There’s a few things for sure. One would be for my young self to stop worrying about how old I was. I started shooting weddings when I was 20 and it seemed like everyone I encountered was almost a decade older than me, and that left me feeling really insecure in my ability. Regardless of the fact that I was totally green (looking back I am mortified of the images from that time), all that I really needed to do was focus on getting better at my craft with tons of practice and serving my clients well. The other thing I’d tell my younger self would be find your tribe. Like now. It is no joke being an entrepreneur. This job can look so glamorous on the outside with all the travel and happiness and dancing and then the very next day you’re completely alone at your computer. It’s such a lifestyle going from such an extreme level of excitement one day to experience complete silence and solitude the next. I’ve learned to lean into my community rather than to see them as a threat. Some of my dearest friendships have come from talking about the shared experiences we have as image makers and entrepreneurs and truly cheering one another on. Your community is your tribe, you lean on each other and that kind of support is priceless.
What is the most unique or special place you’ve worked/done a shoot?
"Hands down a wedding I did in the Valle de Guadelupe in Mexico in 2017. The area is just outside of Ensenada and super accessible from Southern California and is Mexico’s own version of wine country. This particular client was super special - the groom’s dad owned a vineyard down there and my second shooter & I were invited to stay at the neighbor’s property. We literally walked to the wedding to start the day! It was amazing. The morning of the wedding, we heard someone picking oranges off the trees outside of our cottage soon to find out that they had prepared fresh squeezed orange juice and a mouthwatering serving of chilaquiles for breakfast for us. I’ve never quite experienced such familial hospitality before. One of my favorite moments of that day was when both the bride’s father and the groom’s father prepared a special toast for the bride & groom that included opening a valuable bottle of wine from the property’s very first harvest (vintage? wine words? ask my mom, idk). It was such a beautiful picture of that sacrificial love that you see in a successful marriage - I still have tears in my eyes thinking about that moment!"
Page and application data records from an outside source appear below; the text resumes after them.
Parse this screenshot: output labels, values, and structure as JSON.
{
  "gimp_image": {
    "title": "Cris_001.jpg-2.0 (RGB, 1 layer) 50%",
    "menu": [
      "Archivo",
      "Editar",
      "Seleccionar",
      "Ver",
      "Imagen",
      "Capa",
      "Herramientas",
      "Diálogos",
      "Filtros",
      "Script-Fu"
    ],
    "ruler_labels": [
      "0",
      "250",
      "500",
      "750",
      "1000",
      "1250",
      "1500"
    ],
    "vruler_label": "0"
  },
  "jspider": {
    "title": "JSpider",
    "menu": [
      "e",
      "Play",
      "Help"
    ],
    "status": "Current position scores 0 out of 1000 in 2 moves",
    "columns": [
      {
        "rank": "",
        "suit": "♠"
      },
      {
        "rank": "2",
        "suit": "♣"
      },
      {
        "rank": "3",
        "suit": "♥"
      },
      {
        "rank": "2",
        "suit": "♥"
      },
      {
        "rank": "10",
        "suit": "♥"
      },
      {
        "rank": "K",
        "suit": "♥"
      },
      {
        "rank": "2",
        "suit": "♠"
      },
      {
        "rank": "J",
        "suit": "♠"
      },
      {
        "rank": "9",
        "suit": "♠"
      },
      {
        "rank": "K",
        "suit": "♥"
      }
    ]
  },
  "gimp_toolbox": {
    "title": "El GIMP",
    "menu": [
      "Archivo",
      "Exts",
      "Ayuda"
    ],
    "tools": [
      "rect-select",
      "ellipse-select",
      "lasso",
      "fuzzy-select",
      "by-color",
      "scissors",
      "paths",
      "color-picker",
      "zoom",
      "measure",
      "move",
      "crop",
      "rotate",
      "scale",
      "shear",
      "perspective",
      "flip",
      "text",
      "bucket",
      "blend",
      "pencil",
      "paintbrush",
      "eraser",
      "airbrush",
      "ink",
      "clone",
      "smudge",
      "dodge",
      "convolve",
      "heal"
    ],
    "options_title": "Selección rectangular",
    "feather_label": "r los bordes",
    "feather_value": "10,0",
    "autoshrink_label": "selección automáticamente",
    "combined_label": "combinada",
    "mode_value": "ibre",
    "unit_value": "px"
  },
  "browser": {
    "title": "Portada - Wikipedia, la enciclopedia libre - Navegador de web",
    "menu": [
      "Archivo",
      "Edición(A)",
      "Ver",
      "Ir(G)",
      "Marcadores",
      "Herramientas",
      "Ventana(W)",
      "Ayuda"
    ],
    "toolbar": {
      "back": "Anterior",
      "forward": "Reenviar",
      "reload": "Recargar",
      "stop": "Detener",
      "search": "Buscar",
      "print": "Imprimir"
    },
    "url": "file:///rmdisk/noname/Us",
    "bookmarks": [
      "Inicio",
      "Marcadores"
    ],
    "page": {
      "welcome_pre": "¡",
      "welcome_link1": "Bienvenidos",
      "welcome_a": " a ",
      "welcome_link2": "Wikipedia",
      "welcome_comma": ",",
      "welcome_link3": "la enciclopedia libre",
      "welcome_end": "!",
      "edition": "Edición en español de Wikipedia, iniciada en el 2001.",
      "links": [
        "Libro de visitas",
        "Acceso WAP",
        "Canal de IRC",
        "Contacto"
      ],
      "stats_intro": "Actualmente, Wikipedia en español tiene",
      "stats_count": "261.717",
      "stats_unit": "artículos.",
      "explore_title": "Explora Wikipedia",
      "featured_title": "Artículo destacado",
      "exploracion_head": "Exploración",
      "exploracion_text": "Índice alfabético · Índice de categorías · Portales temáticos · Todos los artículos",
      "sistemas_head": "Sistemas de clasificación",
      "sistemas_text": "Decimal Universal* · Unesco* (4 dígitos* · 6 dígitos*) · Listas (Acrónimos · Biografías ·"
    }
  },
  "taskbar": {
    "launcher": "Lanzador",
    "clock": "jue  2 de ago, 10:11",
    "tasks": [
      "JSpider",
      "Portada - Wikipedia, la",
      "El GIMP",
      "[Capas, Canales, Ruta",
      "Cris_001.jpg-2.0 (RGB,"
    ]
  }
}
What inspired you to become an image maker?
"I was always a creatively minded kid, drawing, sewing, making things, but I think I thought that most kids enjoyed that and when it came to choosing a career, that I was supposed to pick something with proven longevity. I started college as a biology major believe it or not, thinking I’d eventually teach. I passed my classes, but struggled a lot emotionally not feeling fulfilled by what I was learning & I decided to make a leap. In the middle of my Freshman year, I switched my major to fine art and honestly chose photography as my emphasis because it seemed less intimidating than painting, sculpture or design. As soon as classes began, I fell in love. With light, composition, and seeing my creative ideas come to life in the darkroom. I remember so vividly the day that I made my first darkroom print from a pinhole camera I’d made from a Pringles can. It blew my mind that it worked and I still can’t get enough of that feeling when you see that final image. As a junior, I had to have an internship for class credit and was randomly paired with an incredibly talented wedding photographer. I knew immediately after assisting my first wedding that this was the niche I was meant to be in. I’ve been shooting weddings ever since and here we are 7 years later! Getting to be a small part of such special moments in people’s lives keeps me inspired on the daily!"